Despite the negative way the legislative minority repeatedly tried to paint the 2 percent across-the-board pay increase and health-care benefits, the implementation of the contracts will save the employer $7.9 million in health-care costs. Furthermore, half of the state workers are not eligible to receive performance-based step increases.
The Senate approved MAPE’s contract a week ago by a 40-25 vote after a barrage of failed amendments from the legislative minority.
Last week on the Senate floor, the DFL majority fought off a number of amendments from the Republican minority raising the cost of health care for public employees as well as legislators. Many of these same amendments were defeated during committee hearings in both houses since the labor agreement bills were introduced Jan. 17.
Before passage, Senate Majority Leader Thom Bakk (DFL – Cook) thanked public employees in Minnesota for their "professionalism" and for "being very productive as well." He also praised public employees because of their "huge impact on the quality of life of all Minnesotans" and for their hard work, which also includes "cleaning up the Capitol when we are done here today."

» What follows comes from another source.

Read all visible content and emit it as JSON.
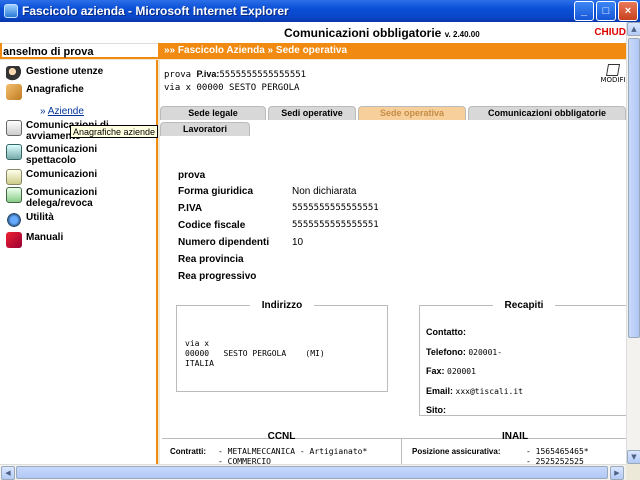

The failed attempts to amend the labor agreements continued the Republican minority's attack on the contracts at committee hearings in both houses. Senate Republicans were critical of the proposed 2 percent across-the-board increase in the union contracts. They also were critical of state employees who received both a performance-based step increase and a cost-of-living raise.
Chief Employer Negotiator Barb Holmes defended the agreements, pointing out that state employees haven't had a cost-of-living wage increase in 3 1/2 years, meaning that the 50 percent who weren't eligible for performance-based wage increases hadn't had a raise in that time and in the first year of the 2009-11 contract no raises were granted at all.
Republicans repeatedly attempted to amend the labor agreements in committee hearings in both houses by calling for a mandatory 5 percent health insurance contribution from employees – they said it'd cost employees approximately $46 more per month or more than $550 per year.
"We already have a negotiation process, so for us to get in the middle is totally inappropriate," Sen. Eaton said at a Senate committee hearing. When the amendment was rejected, Republicans promptly proposed an amendment to levy the same 5 percent health-care premium charge on legislators. That too was rejected.
Republican House committee members also claimed they were dissecting state workers’ wages to get the best deal for taxpayers.
“They (state workers) pay taxes just like anyone else,” said Rep. Michael Nelson (DFL – Brooklyn Park).
Rep. Lillie, chair of the Legislative Subcommittee on Employee Relations (SER), led the subcommittee’s recommendation to the Legislature to approve the five agreements and two compensation plans Jan. 28.